═════ Supplied records

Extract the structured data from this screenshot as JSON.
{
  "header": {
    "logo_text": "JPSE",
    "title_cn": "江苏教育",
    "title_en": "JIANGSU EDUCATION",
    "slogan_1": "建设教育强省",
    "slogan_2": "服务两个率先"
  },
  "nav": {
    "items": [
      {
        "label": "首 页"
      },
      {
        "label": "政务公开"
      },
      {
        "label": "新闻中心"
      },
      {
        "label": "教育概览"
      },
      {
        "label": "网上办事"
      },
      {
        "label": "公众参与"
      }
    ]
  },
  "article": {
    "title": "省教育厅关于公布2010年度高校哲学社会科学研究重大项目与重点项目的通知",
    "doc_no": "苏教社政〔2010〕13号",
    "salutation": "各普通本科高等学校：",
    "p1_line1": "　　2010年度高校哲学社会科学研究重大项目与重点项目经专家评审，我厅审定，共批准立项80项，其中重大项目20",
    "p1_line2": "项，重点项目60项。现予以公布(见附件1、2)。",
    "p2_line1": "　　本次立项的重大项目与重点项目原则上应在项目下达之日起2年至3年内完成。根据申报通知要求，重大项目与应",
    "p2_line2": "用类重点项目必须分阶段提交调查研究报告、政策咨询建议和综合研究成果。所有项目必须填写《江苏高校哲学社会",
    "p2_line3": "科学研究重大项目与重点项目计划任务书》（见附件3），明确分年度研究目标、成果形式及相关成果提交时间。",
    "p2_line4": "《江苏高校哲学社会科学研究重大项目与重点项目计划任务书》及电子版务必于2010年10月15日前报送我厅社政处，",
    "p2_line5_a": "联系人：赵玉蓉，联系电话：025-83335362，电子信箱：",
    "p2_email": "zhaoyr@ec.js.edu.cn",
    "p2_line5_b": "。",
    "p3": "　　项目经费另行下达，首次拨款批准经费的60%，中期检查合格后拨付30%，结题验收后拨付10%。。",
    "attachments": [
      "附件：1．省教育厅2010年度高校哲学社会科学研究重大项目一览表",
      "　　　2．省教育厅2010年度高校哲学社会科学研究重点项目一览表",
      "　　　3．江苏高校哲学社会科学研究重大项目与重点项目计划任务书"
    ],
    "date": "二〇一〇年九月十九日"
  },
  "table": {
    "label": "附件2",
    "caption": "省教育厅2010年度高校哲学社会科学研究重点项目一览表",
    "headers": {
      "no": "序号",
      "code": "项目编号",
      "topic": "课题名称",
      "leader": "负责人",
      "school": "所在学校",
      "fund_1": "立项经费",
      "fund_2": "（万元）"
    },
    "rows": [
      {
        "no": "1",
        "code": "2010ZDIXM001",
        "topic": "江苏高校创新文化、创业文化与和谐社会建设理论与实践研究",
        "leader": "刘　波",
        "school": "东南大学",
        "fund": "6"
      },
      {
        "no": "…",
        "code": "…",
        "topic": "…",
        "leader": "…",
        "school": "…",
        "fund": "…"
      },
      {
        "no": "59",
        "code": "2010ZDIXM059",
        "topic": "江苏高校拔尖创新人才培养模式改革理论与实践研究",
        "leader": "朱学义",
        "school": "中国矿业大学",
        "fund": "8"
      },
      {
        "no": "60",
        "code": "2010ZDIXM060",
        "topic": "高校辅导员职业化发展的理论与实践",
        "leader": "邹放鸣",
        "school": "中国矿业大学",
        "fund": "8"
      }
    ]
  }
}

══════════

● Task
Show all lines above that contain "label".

● Result of this task
        "label": "首 页"
        "label": "政务公开"
        "label": "新闻中心"
        "label": "教育概览"
        "label": "网上办事"
        "label": "公众参与"
    "label": "附件2",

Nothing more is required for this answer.